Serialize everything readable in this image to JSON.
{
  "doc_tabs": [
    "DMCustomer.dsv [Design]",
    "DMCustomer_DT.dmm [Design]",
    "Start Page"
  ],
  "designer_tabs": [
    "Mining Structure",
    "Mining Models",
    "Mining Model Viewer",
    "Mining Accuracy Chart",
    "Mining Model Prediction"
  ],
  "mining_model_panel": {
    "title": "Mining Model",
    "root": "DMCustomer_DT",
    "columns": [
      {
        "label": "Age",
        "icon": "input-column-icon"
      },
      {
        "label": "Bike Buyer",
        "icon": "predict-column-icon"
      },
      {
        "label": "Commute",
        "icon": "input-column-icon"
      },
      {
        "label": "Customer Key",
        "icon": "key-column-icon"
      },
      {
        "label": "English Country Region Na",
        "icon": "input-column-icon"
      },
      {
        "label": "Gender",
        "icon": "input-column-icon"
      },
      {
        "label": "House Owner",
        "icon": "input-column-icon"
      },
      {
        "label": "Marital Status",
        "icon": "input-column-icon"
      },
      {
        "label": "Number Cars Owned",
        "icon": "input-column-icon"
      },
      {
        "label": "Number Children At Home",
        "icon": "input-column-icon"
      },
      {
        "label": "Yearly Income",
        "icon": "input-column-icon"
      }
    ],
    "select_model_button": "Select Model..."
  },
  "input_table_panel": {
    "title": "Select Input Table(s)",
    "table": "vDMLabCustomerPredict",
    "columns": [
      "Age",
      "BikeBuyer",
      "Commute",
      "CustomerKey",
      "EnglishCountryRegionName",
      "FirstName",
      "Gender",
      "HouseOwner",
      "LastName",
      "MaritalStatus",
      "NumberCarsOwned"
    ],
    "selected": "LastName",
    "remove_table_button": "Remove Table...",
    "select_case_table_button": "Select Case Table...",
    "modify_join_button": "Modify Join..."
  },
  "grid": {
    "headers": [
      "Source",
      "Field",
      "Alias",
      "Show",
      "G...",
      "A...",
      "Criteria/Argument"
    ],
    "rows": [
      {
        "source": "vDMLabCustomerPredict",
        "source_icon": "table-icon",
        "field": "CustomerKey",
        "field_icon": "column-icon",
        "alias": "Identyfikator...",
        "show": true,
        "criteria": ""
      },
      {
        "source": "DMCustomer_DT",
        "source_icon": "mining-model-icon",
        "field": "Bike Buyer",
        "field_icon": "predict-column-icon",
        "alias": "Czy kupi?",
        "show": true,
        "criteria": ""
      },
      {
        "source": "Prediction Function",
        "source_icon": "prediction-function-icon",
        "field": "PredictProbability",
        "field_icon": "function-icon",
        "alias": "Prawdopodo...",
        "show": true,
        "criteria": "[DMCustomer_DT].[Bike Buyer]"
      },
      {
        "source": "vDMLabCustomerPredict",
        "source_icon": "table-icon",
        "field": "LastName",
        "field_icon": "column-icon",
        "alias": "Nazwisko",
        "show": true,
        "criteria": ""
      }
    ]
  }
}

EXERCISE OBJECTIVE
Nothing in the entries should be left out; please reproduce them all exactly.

RESULT
Serialize everything readable in this image to JSON.
{
  "doc_tabs": [
    "DMCustomer.dsv [Design]",
    "DMCustomer_DT.dmm [Design]",
    "Start Page"
  ],
  "designer_tabs": [
    "Mining Structure",
    "Mining Models",
    "Mining Model Viewer",
    "Mining Accuracy Chart",
    "Mining Model Prediction"
  ],
  "mining_model_panel": {
    "title": "Mining Model",
    "root": "DMCustomer_DT",
    "columns": [
      {
        "label": "Age",
        "icon": "input-column-icon"
      },
      {
        "label": "Bike Buyer",
        "icon": "predict-column-icon"
      },
      {
        "label": "Commute",
        "icon": "input-column-icon"
      },
      {
        "label": "Customer Key",
        "icon": "key-column-icon"
      },
      {
        "label": "English Country Region Na",
        "icon": "input-column-icon"
      },
      {
        "label": "Gender",
        "icon": "input-column-icon"
      },
      {
        "label": "House Owner",
        "icon": "input-column-icon"
      },
      {
        "label": "Marital Status",
        "icon": "input-column-icon"
      },
      {
        "label": "Number Cars Owned",
        "icon": "input-column-icon"
      },
      {
        "label": "Number Children At Home",
        "icon": "input-column-icon"
      },
      {
        "label": "Yearly Income",
        "icon": "input-column-icon"
      }
    ],
    "select_model_button": "Select Model..."
  },
  "input_table_panel": {
    "title": "Select Input Table(s)",
    "table": "vDMLabCustomerPredict",
    "columns": [
      "Age",
      "BikeBuyer",
      "Commute",
      "CustomerKey",
      "EnglishCountryRegionName",
      "FirstName",
      "Gender",
      "HouseOwner",
      "LastName",
      "MaritalStatus",
      "NumberCarsOwned"
    ],
    "selected": "LastName",
    "remove_table_button": "Remove Table...",
    "select_case_table_button": "Select Case Table...",
    "modify_join_button": "Modify Join..."
  },
  "grid": {
    "headers": [
      "Source",
      "Field",
      "Alias",
      "Show",
      "G...",
      "A...",
      "Criteria/Argument"
    ],
    "rows": [
      {
        "source": "vDMLabCustomerPredict",
        "source_icon": "table-icon",
        "field": "CustomerKey",
        "field_icon": "column-icon",
        "alias": "Identyfikator...",
        "show": true,
        "criteria": ""
      },
      {
        "source": "DMCustomer_DT",
        "source_icon": "mining-model-icon",
        "field": "Bike Buyer",
        "field_icon": "predict-column-icon",
        "alias": "Czy kupi?",
        "show": true,
        "criteria": ""
      },
      {
        "source": "Prediction Function",
        "source_icon": "prediction-function-icon",
        "field": "PredictProbability",
        "field_icon": "function-icon",
        "alias": "Prawdopodo...",
        "show": true,
        "criteria": "[DMCustomer_DT].[Bike Buyer]"
      },
      {
        "source": "vDMLabCustomerPredict",
        "source_icon": "table-icon",
        "field": "LastName",
        "field_icon": "column-icon",
        "alias": "Nazwisko",
        "show": true,
        "criteria": ""
      }
    ]
  }
}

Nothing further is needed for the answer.